In a country as inebriated as Poland in the 1970s deaths from alcohol poisoning are not uncommon. Newspapers and television give grim reports of people dying after ingesting methanol - usually moonshine that is not properly distilled - or simply drinking too much ethanol (the "good" stuff). The latter reports often include the blood level of alcohol of the deceased. From that I learn that the percentages are rather tiny - less then half a percent is likely to cause death. I am obviously unable to drink enough alcohol to achieve lethal level, but what if I were to put alcohol directly into my blood? Much smaller amounts would be required. I want to die but I'm scared of pain, so this seems like an easy, almost pleasant way to go.
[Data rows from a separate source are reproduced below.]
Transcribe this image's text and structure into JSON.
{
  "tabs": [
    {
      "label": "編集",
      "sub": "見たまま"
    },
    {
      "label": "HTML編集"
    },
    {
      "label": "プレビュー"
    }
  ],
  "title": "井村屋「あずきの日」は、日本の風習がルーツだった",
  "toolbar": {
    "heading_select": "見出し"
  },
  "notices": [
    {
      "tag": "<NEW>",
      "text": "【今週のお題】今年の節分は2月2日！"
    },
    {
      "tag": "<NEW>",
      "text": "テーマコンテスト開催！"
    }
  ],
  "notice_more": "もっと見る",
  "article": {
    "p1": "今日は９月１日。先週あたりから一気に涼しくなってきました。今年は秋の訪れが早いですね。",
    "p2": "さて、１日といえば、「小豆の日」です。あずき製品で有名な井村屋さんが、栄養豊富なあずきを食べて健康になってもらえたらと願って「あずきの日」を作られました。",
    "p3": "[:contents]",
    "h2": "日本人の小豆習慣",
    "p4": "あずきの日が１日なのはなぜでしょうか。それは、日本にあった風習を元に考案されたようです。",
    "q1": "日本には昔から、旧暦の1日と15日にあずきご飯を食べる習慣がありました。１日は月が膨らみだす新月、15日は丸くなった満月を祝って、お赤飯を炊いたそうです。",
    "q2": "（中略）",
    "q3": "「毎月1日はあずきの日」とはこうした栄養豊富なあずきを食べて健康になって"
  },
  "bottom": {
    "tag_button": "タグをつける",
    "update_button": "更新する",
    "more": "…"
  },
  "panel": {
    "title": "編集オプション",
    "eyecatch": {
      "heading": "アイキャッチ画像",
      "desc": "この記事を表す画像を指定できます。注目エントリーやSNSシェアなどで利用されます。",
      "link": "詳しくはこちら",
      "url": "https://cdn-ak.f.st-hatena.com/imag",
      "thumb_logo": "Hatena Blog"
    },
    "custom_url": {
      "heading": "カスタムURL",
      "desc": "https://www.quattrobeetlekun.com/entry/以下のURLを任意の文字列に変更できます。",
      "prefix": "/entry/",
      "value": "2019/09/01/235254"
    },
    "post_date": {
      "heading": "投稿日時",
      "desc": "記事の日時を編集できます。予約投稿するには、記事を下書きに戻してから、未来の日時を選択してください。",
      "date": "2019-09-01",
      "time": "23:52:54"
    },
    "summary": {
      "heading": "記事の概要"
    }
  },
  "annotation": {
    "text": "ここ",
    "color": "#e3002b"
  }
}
I calculate the amount of alcohol to be added to the bloodstream of an average person, and it turns out that one medium syringe would be enough. I fill a syringe I stole from my stepmother (a nurse) with the leftover vodka, and give myself an injection in the vein of my forearm. (I will later be complimented by a nurse in the ER for having found the vein on my first try, without any prior experience whatsoever.) The vodka burns my vein like hell, so I manage to squeeze in only half of the planned amount, but I figure I probably overestimated, so I lie down and prepare to die.

It occurs to me that, having written no suicide note,  I should at least let my sister know what's about to happen. I stagger into her room and drunkenly explain the situation, showing her the half-filled syringe.  I just want her to know, is all. She, of course, freaks out and tells my parents.  Ambulance is called and I'm taken to the ER, drifting in and out of consciousness. My life is not in any danger - I am just very, very drunk.

The ER nurse has me drink cup after cup of warm tap water, until I vomit. She administers that treatment three or four times until I puke back only the clear water - nothing else left in my stomach. (I will use that technique of "stomach flushing" in later years for food and alcohol poisoning. It's simple and effective.) I am given an appointment with a psychologist and sent home with my parents. I am not disappointed to still be alive, but I am a bit angry at myself for causing such a turmoil for what turned out to be a silly, drunken gesture.  I resolve to never do that again; either I will make sure that I die at the end, or not try at all - it's just too embarrassing.  Also, killing oneself is much harder than it appears in books an movies.